What you should do>
Scan the entries below, and for each line that includes the word "Pemilihan", make a copy.

Records supplied below:

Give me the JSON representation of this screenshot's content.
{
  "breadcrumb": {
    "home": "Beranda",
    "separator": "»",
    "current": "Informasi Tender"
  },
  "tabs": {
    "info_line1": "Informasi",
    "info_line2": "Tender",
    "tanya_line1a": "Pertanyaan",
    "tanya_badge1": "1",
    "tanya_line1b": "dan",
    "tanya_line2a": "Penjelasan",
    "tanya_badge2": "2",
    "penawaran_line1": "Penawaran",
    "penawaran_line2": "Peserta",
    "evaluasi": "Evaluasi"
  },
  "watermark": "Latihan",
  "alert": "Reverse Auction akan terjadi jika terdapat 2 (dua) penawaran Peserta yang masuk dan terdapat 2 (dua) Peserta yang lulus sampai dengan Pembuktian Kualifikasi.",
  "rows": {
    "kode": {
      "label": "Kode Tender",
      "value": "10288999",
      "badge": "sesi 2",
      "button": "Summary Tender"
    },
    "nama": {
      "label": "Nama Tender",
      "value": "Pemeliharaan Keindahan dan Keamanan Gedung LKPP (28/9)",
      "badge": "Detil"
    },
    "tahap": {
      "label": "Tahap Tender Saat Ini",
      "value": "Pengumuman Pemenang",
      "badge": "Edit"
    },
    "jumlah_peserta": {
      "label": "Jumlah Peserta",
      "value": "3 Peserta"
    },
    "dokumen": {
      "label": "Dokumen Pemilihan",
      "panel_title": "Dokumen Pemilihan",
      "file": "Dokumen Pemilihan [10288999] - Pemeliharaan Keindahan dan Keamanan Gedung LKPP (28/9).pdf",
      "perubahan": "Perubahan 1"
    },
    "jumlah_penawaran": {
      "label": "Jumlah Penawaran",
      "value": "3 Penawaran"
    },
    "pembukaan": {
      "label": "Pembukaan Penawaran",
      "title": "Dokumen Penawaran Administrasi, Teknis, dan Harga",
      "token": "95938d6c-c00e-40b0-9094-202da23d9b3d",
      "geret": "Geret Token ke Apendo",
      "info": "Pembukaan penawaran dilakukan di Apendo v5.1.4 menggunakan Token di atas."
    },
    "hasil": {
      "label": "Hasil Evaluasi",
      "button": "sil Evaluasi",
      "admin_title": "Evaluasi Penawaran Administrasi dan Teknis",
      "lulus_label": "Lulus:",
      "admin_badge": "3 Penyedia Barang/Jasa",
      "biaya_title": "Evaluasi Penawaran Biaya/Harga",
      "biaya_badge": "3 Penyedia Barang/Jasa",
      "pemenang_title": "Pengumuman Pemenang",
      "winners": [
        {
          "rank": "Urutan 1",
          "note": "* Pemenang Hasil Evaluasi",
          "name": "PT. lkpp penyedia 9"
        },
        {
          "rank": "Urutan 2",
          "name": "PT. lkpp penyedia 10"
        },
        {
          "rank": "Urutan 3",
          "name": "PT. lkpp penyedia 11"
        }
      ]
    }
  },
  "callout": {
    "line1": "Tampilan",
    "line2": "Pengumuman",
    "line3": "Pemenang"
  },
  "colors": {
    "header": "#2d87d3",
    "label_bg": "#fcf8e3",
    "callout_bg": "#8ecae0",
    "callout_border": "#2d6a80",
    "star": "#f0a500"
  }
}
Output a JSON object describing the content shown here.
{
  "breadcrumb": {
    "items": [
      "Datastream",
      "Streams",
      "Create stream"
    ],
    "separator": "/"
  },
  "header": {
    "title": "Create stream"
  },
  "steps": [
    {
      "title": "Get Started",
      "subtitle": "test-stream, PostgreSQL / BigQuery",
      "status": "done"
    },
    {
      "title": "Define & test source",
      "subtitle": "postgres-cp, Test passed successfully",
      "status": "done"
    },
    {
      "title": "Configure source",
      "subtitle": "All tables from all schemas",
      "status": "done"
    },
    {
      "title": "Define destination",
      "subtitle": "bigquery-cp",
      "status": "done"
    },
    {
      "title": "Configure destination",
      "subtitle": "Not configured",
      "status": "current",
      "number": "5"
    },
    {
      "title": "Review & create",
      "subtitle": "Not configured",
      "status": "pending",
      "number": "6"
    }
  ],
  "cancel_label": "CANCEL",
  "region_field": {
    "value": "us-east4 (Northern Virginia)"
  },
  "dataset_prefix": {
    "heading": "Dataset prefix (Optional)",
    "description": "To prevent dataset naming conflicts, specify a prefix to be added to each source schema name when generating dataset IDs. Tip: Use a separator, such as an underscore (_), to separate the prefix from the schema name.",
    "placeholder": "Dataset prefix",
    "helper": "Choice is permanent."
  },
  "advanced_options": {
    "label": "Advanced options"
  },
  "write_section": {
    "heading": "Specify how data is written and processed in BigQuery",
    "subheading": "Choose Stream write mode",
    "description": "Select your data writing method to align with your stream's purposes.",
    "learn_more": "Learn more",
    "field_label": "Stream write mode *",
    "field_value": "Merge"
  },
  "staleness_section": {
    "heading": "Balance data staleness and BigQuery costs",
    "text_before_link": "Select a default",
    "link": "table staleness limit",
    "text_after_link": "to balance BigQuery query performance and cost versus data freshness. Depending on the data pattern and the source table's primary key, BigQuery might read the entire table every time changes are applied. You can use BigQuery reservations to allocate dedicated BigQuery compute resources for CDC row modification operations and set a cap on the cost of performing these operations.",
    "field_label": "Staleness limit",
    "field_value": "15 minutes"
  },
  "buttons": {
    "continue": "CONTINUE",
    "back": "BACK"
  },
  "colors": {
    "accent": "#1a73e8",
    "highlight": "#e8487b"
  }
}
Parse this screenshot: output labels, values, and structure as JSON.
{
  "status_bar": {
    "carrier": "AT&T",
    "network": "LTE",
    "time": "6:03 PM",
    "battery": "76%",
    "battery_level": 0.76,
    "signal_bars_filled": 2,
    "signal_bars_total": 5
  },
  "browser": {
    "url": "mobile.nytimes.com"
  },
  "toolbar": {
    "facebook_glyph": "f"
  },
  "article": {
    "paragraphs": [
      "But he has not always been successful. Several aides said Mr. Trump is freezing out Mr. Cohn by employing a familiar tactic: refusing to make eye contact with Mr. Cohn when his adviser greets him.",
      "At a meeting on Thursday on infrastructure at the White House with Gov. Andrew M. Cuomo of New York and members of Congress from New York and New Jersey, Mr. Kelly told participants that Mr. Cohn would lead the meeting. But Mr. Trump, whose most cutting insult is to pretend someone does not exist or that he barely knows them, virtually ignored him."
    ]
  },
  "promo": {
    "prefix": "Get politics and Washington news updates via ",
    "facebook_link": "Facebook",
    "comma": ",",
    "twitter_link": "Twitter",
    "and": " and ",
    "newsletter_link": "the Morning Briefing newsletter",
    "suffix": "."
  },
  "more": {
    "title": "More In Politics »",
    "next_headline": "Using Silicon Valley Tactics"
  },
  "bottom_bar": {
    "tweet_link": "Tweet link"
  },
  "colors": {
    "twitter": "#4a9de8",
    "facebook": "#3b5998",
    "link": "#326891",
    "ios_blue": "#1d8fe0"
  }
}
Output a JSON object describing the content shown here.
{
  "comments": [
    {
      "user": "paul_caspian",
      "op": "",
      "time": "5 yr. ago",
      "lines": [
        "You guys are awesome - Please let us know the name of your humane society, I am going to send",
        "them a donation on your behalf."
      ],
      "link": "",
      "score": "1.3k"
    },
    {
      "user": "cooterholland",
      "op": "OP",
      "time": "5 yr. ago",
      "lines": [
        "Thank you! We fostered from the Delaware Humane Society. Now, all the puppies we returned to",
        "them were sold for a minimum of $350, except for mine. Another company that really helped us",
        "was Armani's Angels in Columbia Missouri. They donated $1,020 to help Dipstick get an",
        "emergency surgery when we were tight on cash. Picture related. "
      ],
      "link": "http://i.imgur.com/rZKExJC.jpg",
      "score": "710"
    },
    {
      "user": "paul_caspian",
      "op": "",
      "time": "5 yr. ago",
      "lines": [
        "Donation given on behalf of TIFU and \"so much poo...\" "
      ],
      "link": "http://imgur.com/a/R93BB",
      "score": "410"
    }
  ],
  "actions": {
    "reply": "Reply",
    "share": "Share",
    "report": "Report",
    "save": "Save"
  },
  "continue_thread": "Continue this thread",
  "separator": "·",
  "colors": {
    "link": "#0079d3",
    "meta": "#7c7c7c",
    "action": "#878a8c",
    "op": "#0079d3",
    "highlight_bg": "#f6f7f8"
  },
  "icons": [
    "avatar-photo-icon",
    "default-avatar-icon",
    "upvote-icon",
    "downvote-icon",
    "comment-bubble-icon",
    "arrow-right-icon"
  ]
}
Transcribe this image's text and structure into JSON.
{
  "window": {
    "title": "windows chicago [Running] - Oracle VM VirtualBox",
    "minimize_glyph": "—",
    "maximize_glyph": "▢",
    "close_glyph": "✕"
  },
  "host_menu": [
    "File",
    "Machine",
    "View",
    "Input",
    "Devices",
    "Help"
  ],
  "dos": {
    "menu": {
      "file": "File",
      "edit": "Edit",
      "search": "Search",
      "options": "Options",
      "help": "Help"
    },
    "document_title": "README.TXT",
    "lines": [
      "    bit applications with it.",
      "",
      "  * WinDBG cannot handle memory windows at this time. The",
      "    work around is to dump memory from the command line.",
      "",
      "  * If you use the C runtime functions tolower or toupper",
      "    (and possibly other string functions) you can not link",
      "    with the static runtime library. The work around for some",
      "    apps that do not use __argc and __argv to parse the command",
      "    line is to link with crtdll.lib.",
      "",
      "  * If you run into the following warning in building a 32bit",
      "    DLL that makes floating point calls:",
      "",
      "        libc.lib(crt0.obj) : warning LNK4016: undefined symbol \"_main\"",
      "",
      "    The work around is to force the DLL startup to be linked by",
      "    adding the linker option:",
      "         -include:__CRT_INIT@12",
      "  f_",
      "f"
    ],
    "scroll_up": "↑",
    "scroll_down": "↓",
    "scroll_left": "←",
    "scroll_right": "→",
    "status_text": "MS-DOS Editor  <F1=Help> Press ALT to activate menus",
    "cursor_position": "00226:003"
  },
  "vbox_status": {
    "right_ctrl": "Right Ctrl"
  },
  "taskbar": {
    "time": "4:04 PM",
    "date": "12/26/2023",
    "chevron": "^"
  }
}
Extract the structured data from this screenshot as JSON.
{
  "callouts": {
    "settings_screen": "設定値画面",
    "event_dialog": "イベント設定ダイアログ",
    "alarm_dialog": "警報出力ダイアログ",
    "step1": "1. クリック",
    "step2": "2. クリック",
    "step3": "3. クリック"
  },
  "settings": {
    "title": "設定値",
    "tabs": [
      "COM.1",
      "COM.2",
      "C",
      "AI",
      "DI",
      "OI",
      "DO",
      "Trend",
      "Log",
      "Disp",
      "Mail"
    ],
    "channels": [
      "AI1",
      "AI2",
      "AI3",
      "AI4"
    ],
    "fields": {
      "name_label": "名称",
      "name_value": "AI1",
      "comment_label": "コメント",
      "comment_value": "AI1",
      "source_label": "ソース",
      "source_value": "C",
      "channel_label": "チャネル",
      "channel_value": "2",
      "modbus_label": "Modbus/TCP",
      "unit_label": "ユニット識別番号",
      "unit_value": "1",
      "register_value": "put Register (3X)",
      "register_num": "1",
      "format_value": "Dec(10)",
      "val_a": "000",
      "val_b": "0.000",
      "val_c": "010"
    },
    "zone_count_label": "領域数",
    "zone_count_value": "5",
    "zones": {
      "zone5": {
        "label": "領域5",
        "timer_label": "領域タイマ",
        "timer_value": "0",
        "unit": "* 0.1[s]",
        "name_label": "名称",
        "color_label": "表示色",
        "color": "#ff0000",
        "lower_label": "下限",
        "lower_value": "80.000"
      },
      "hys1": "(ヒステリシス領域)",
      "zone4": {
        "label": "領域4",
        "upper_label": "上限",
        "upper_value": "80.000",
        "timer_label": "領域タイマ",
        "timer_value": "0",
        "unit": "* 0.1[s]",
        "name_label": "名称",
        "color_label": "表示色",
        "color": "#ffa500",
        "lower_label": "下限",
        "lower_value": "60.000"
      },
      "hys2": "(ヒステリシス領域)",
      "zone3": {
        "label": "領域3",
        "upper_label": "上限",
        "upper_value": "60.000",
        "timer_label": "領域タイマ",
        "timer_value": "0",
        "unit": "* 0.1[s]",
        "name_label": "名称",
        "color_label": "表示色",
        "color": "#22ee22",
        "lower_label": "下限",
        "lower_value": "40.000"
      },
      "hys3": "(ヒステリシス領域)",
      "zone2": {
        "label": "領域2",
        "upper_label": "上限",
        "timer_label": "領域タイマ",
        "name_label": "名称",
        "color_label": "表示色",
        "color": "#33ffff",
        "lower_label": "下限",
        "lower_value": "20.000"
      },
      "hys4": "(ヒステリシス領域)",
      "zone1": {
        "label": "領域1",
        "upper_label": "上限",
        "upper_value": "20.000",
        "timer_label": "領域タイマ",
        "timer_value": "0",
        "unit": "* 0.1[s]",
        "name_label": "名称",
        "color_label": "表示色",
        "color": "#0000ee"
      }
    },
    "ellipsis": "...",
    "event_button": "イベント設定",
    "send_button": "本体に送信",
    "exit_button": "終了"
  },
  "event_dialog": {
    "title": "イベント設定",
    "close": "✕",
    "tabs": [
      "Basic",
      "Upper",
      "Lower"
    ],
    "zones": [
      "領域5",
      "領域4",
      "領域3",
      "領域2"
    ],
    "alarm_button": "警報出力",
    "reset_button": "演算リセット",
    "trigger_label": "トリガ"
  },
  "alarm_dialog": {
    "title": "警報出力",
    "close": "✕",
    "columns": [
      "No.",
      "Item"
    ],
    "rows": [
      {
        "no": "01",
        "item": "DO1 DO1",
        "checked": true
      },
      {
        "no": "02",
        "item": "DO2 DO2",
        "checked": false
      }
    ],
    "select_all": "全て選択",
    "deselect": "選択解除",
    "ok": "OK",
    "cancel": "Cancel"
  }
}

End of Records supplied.

The answer>
      "label": "Dokumen Pemilihan",
      "panel_title": "Dokumen Pemilihan",
      "file": "Dokumen Pemilihan [10288999] - Pemeliharaan Keindahan dan Keamanan Gedung LKPP (28/9).pdf",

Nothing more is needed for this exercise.